• WHAT YOU ARE ASKED TO DO: Look through the lines below and extract any with the word "link".

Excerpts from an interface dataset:
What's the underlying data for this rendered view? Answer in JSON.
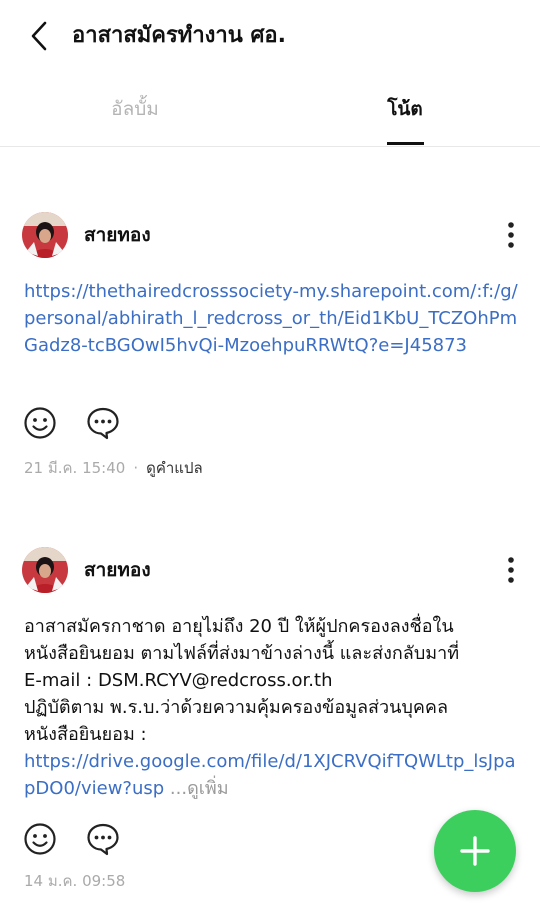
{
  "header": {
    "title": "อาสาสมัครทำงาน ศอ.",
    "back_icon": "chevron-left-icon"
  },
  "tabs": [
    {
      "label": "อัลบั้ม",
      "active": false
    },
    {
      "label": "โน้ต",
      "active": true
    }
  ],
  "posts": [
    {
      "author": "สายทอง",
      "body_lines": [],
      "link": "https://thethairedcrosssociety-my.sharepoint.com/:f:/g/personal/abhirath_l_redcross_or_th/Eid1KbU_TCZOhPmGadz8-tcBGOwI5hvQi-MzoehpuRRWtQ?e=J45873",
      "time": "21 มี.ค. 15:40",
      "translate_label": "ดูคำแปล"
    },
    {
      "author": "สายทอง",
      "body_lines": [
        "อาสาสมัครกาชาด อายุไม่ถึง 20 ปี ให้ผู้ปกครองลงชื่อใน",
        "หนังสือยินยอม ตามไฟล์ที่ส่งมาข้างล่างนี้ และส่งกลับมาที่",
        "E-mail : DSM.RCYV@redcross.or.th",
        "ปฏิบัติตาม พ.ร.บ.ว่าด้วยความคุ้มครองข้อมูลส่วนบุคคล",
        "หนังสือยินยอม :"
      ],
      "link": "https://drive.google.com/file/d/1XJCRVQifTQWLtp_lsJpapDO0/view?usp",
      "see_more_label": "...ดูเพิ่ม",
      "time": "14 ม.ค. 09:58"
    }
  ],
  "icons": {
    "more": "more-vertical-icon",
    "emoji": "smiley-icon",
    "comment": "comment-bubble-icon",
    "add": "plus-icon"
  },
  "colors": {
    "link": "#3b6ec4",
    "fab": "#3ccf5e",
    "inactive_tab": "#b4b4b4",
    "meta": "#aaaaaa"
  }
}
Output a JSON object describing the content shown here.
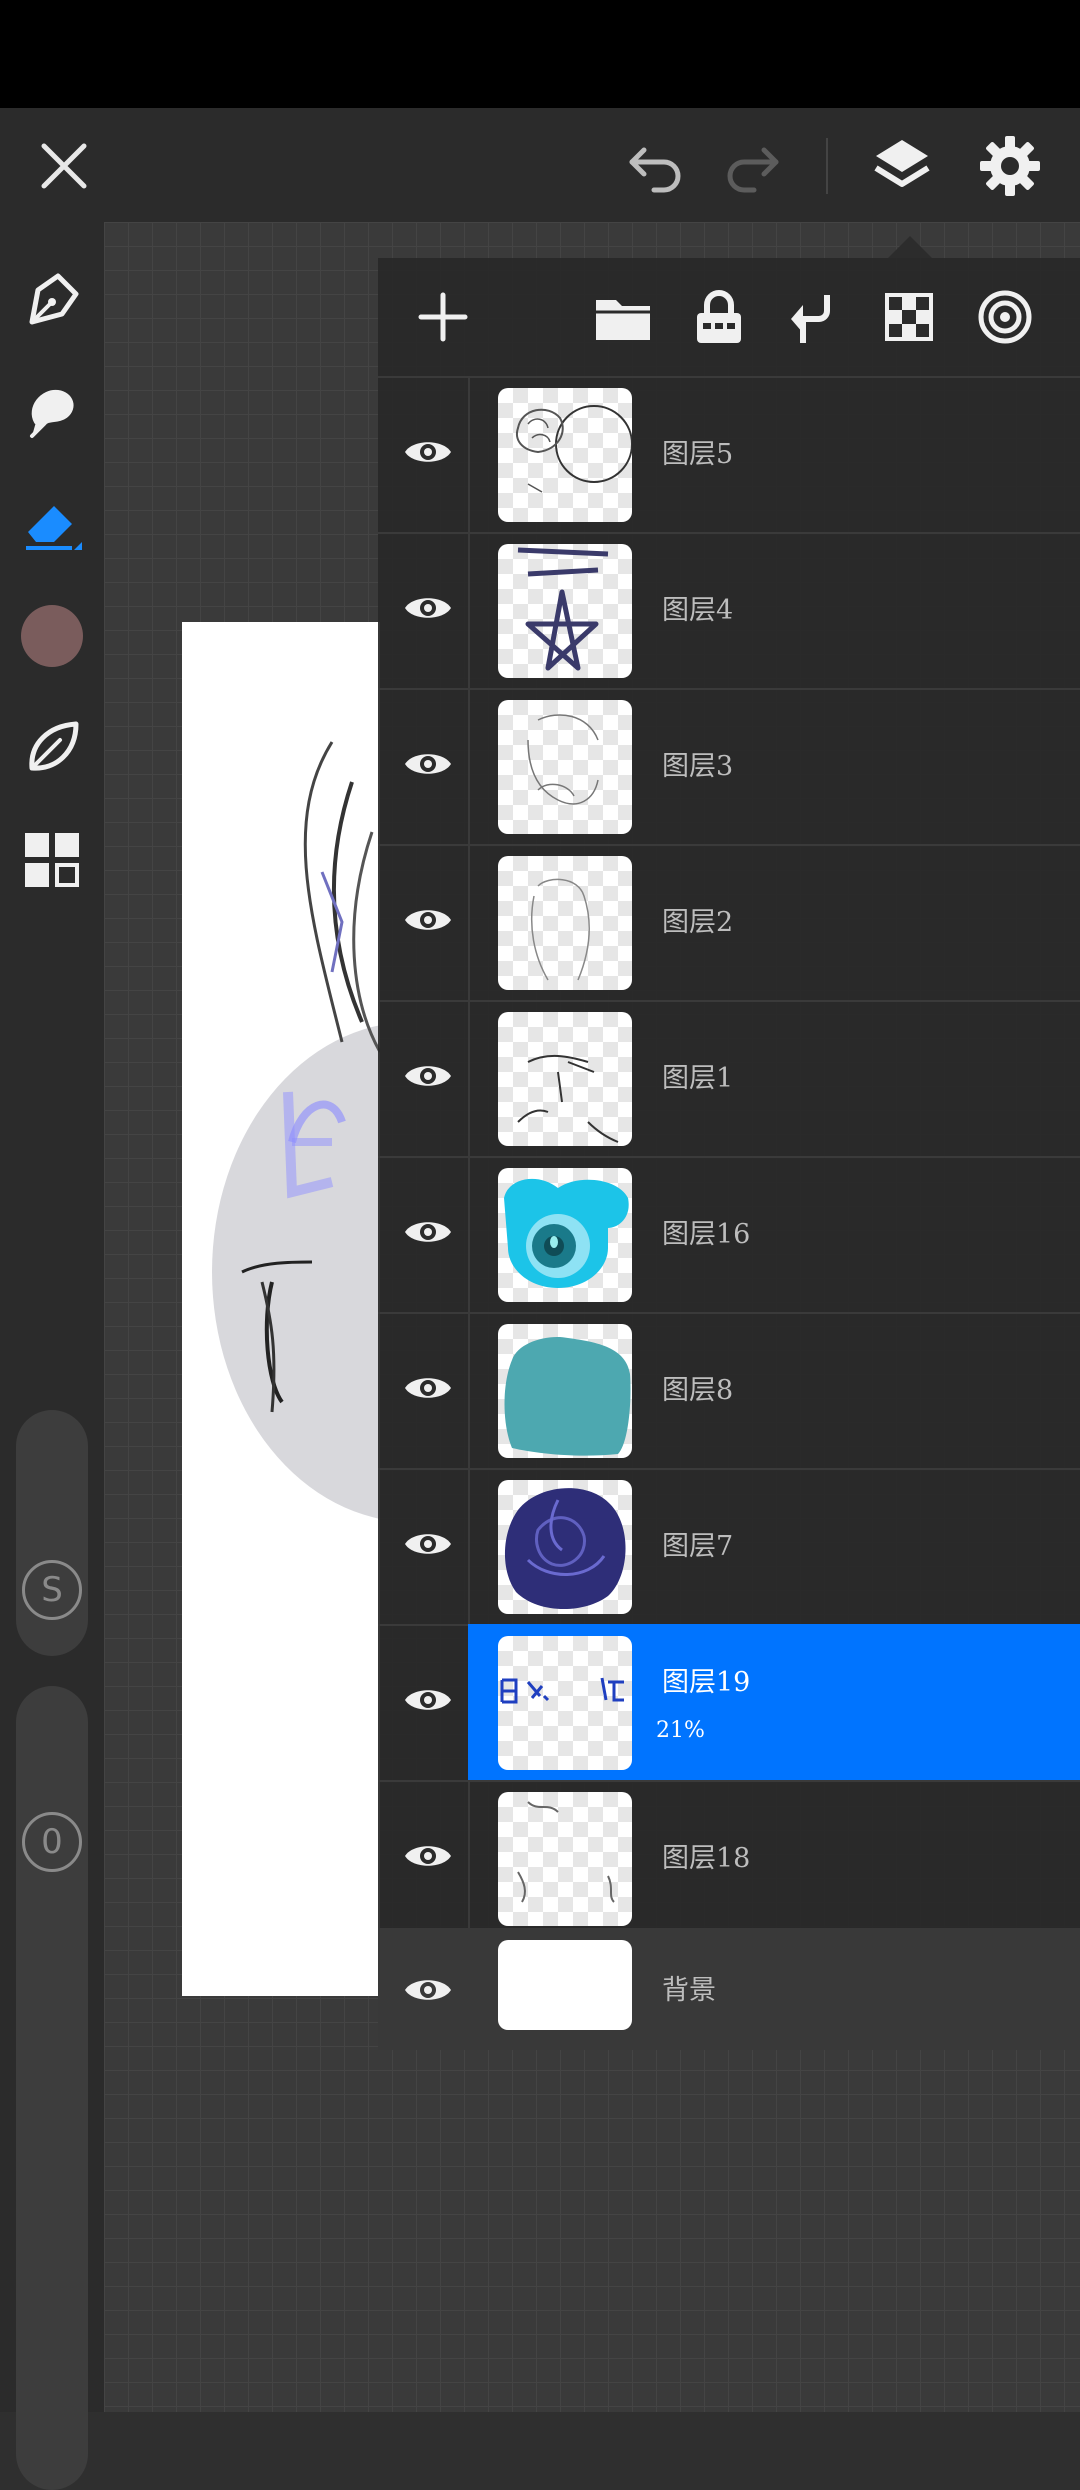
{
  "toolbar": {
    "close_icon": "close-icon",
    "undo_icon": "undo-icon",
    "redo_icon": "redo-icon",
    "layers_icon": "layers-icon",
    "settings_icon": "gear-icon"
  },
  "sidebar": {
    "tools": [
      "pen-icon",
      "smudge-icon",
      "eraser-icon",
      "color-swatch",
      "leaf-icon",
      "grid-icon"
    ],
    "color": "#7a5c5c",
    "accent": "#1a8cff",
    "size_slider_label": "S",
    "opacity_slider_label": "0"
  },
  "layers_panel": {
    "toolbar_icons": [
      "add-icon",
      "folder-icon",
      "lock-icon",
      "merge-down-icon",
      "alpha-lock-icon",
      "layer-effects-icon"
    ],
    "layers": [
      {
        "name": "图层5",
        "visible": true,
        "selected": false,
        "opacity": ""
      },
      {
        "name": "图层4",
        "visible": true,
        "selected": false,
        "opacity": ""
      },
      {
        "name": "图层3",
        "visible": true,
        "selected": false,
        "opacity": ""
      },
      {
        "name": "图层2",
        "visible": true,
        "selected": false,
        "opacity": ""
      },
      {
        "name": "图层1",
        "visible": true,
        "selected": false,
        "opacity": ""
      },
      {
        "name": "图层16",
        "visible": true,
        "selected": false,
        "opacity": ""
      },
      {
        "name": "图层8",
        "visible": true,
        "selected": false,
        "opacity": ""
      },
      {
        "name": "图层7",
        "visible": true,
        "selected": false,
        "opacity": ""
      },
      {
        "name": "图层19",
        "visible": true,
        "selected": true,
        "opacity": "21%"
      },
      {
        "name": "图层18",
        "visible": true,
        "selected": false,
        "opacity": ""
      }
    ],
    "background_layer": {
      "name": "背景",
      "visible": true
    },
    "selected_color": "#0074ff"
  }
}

• ANSWER BELOW:
      "link": "https://thethairedcrosssociety-my.sharepoint.com/:f:/g/personal/abhirath_l_redcross_or_th/Eid1KbU_TCZOhPmGadz8-tcBGOwI5hvQi-MzoehpuRRWtQ?e=J45873",
      "link": "https://drive.google.com/file/d/1XJCRVQifTQWLtp_lsJpapDO0/view?usp",
    "link": "#3b6ec4",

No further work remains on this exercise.